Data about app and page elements
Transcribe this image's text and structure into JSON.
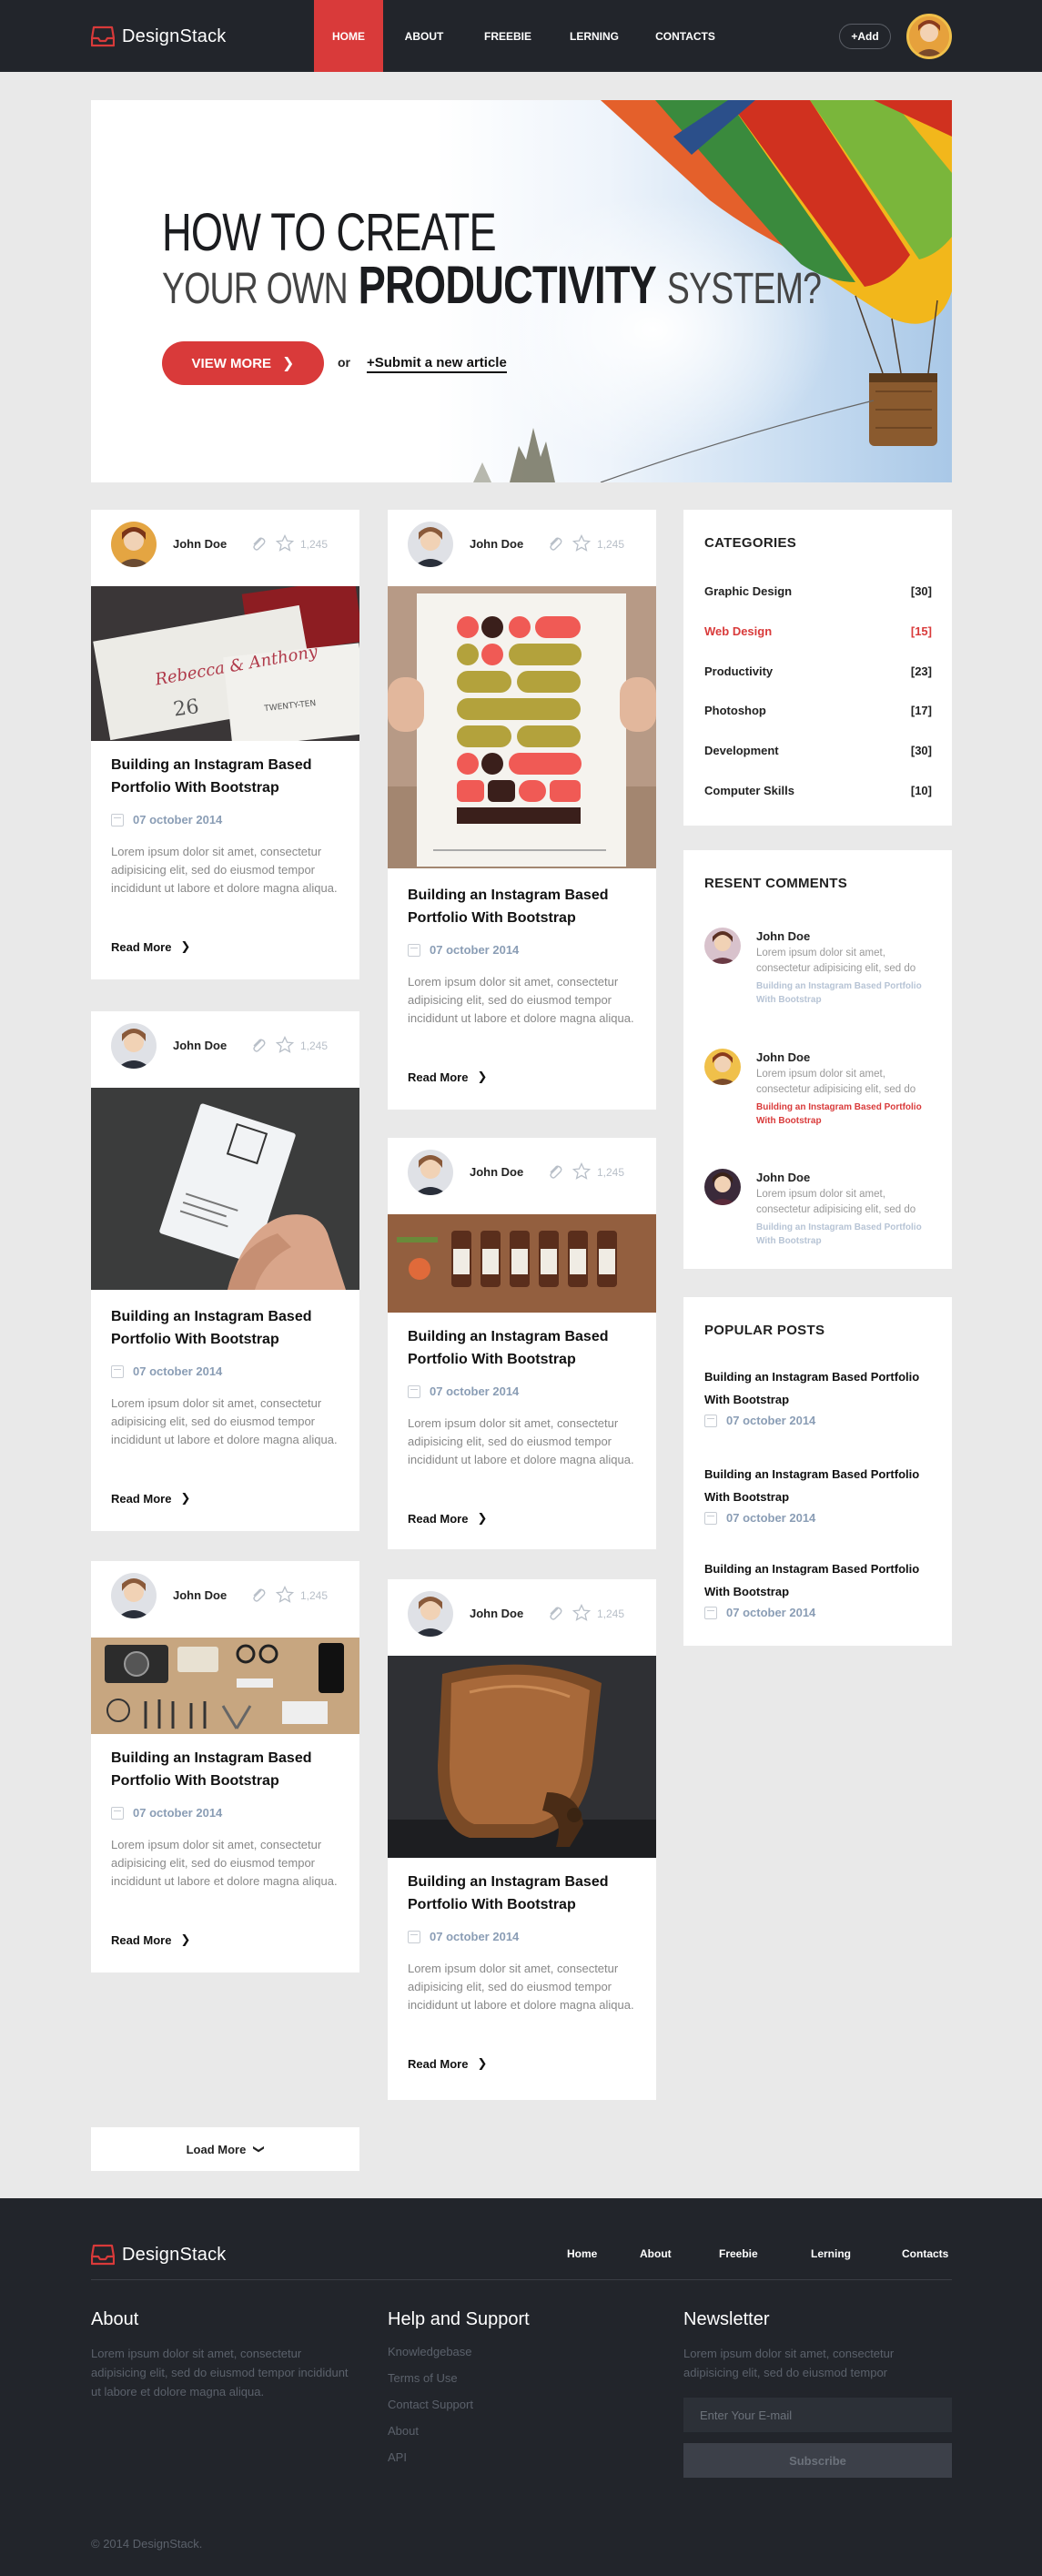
{
  "header": {
    "brand": "DesignStack",
    "nav": [
      "HOME",
      "ABOUT",
      "FREEBIE",
      "LERNING",
      "CONTACTS"
    ],
    "add_label": "+Add"
  },
  "hero": {
    "line1": "HOW TO CREATE",
    "line2_a": "YOUR OWN",
    "line2_b": "PRODUCTIVITY",
    "line2_c": "SYSTEM?",
    "view_more": "VIEW MORE",
    "or": "or",
    "submit": "+Submit a new article"
  },
  "post": {
    "author": "John Doe",
    "count": "1,245",
    "title": "Building an Instagram Based Portfolio With Bootstrap",
    "date": "07 october 2014",
    "text": "Lorem ipsum dolor sit amet, consectetur adipisicing elit, sed do eiusmod tempor incididunt ut labore et dolore magna aliqua.",
    "read_more": "Read More"
  },
  "categories": {
    "title": "CATEGORIES",
    "items": [
      {
        "name": "Graphic Design",
        "count": "[30]"
      },
      {
        "name": "Web Design",
        "count": "[15]"
      },
      {
        "name": "Productivity",
        "count": "[23]"
      },
      {
        "name": "Photoshop",
        "count": "[17]"
      },
      {
        "name": "Development",
        "count": "[30]"
      },
      {
        "name": "Computer Skills",
        "count": "[10]"
      }
    ]
  },
  "comments": {
    "title": "RESENT COMMENTS",
    "items": [
      {
        "name": "John Doe",
        "text": "Lorem ipsum dolor sit amet, consectetur adipisicing elit, sed do",
        "link": "Building an Instagram Based Portfolio With Bootstrap"
      },
      {
        "name": "John Doe",
        "text": "Lorem ipsum dolor sit amet, consectetur adipisicing elit, sed do",
        "link": "Building an Instagram Based Portfolio With Bootstrap"
      },
      {
        "name": "John Doe",
        "text": "Lorem ipsum dolor sit amet, consectetur adipisicing elit, sed do",
        "link": "Building an Instagram Based Portfolio With Bootstrap"
      }
    ]
  },
  "popular": {
    "title": "POPULAR POSTS",
    "items": [
      {
        "title": "Building an Instagram Based Portfolio With Bootstrap",
        "date": "07 october 2014"
      },
      {
        "title": "Building an Instagram Based Portfolio With Bootstrap",
        "date": "07 october 2014"
      },
      {
        "title": "Building an Instagram Based Portfolio With Bootstrap",
        "date": "07 october 2014"
      }
    ]
  },
  "load_more": "Load More",
  "footer": {
    "brand": "DesignStack",
    "nav": [
      "Home",
      "About",
      "Freebie",
      "Lerning",
      "Contacts"
    ],
    "about_title": "About",
    "about_text": "Lorem ipsum dolor sit amet, consectetur adipisicing elit, sed do eiusmod tempor incididunt ut labore et dolore magna aliqua.",
    "help_title": "Help and Support",
    "help_links": [
      "Knowledgebase",
      "Terms of Use",
      "Contact Support",
      "About",
      "API"
    ],
    "news_title": "Newsletter",
    "news_text": "Lorem ipsum dolor sit amet, consectetur adipisicing elit, sed do eiusmod tempor",
    "email_placeholder": "Enter Your E-mail",
    "subscribe": "Subscribe",
    "copyright": "© 2014 DesignStack."
  },
  "colors": {
    "accent": "#d93a3a",
    "dark": "#22252b",
    "date": "#8a9db5"
  }
}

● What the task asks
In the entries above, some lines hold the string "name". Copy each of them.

● Worked solution
        "name": "Graphic Design",
        "name": "Web Design",
        "name": "Productivity",
        "name": "Photoshop",
        "name": "Development",
        "name": "Computer Skills",
        "name": "John Doe",
        "name": "John Doe",
        "name": "John Doe",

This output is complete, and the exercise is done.